The reports I have seen point mostly at sparrows or finches as the culprits. To be sure, you would have to catch them in the act. The only solution I know is bird netting or giving them a chance to eat food they would prefer.
The usual problem with lack of production is freezing weather soon after or during bloom. Even before bloom. Flowers, flower buds and young fruit cannot withstand temperatures below freezing while the tree may not have any damage at temperatures slightly below freezing (lime) or to the low 20's (most lemons).

Another possibility is irregular watering, particularly in the spring and summer months when plants require more frequent watering. Increase the times you water during the April and May months. Use a surface mulch on the soil around the tree to retain moisture around the roots.

1 comment:

  1. Tracy in Valencia, SpainJuly 27, 2016 at 1:53 PM

    Check your tree for cottony cushion scale, which look like white blobs of cotton and lay lots of small orange eggs under the leaves. As I don´t like to use industrial pesticides my solution was to wipe each and every leaf and stalk and branch with normal household alcohol that you keep in the medical box. First pick off the white things with a toothpick or similar, dispose of them far from your plants, and then wipe each red egg off the leaves. I wiped every leaf on both sides and the branches and they didn´t return. My tree reblossomed and finally has started to grow tiny lemons and i´ll just keep an eye on it for next year.

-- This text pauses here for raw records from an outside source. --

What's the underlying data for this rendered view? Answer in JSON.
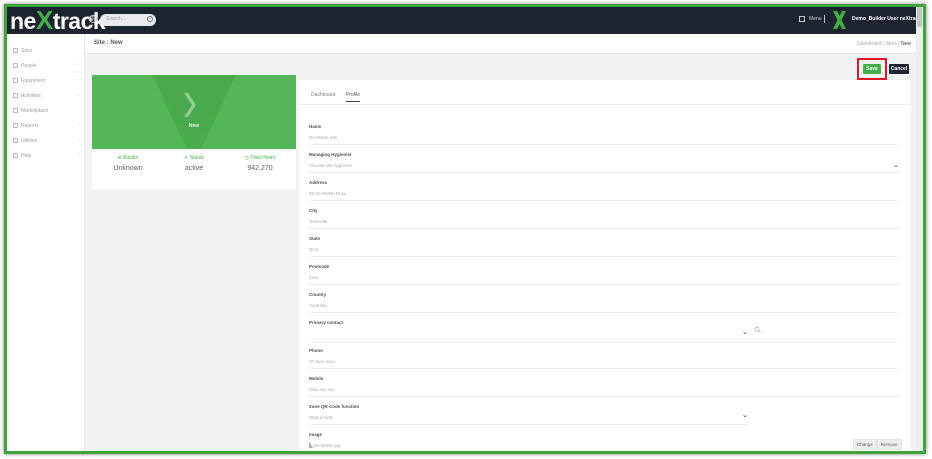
{
  "app": {
    "logo_prefix": "ne",
    "logo_x": "X",
    "logo_suffix": "track",
    "reg_mark": "®",
    "search_placeholder": "Search..."
  },
  "header": {
    "menu_label": "Menu",
    "user_name": "Demo_Builder User neXtrack"
  },
  "sidebar": {
    "items": [
      {
        "label": "Sites",
        "icon": "pin-icon",
        "chevron": false
      },
      {
        "label": "People",
        "icon": "person-icon",
        "chevron": true
      },
      {
        "label": "Equipment",
        "icon": "equipment-icon",
        "chevron": true
      },
      {
        "label": "Activities",
        "icon": "activities-icon",
        "chevron": true
      },
      {
        "label": "Marketplace",
        "icon": "marketplace-icon",
        "chevron": false
      },
      {
        "label": "Reports",
        "icon": "reports-icon",
        "chevron": true
      },
      {
        "label": "Utilities",
        "icon": "wrench-icon",
        "chevron": true
      },
      {
        "label": "Help",
        "icon": "help-icon",
        "chevron": true
      }
    ]
  },
  "page": {
    "title": "Site : New",
    "breadcrumb": [
      "Dashboard",
      "Sites",
      "New"
    ]
  },
  "actions": {
    "save": "Save",
    "cancel": "Cancel"
  },
  "profile": {
    "name": "New",
    "stats": [
      {
        "label": "Builder",
        "value": "Unknown"
      },
      {
        "label": "Status",
        "value": "active"
      },
      {
        "label": "Total Hours",
        "value": "942,270"
      }
    ]
  },
  "tabs": [
    "Dashboard",
    "Profile"
  ],
  "fields": [
    {
      "label": "Name",
      "value": "De MoMo Site"
    },
    {
      "label": "Managing Hygienist",
      "value": "Choose site hygienist"
    },
    {
      "label": "Address",
      "value": "48 De MoMo Drive"
    },
    {
      "label": "City",
      "value": "Testsville"
    },
    {
      "label": "State",
      "value": "QLD"
    },
    {
      "label": "Postcode",
      "value": "4xxx"
    },
    {
      "label": "Country",
      "value": "Australia"
    },
    {
      "label": "Primary contact",
      "value": ""
    },
    {
      "label": "Phone",
      "value": "07 3xxx xxxx"
    },
    {
      "label": "Mobile",
      "value": "04xx xxx xxx"
    },
    {
      "label": "Zone QR Code function",
      "value": "Start activity"
    },
    {
      "label": "Image",
      "value": "De MoMo.jpg"
    }
  ],
  "image_actions": {
    "change": "Change",
    "remove": "Remove"
  },
  "colors": {
    "brand_green": "#43b047",
    "topbar": "#1c2430",
    "highlight": "#e0162b"
  }
}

I have also been told that lemon trees don´t like wind and prefer to grow near a wall, so perhaps think of making a wind barrier during the flowering season and when the lemons are still so tiny they can easily get blown off.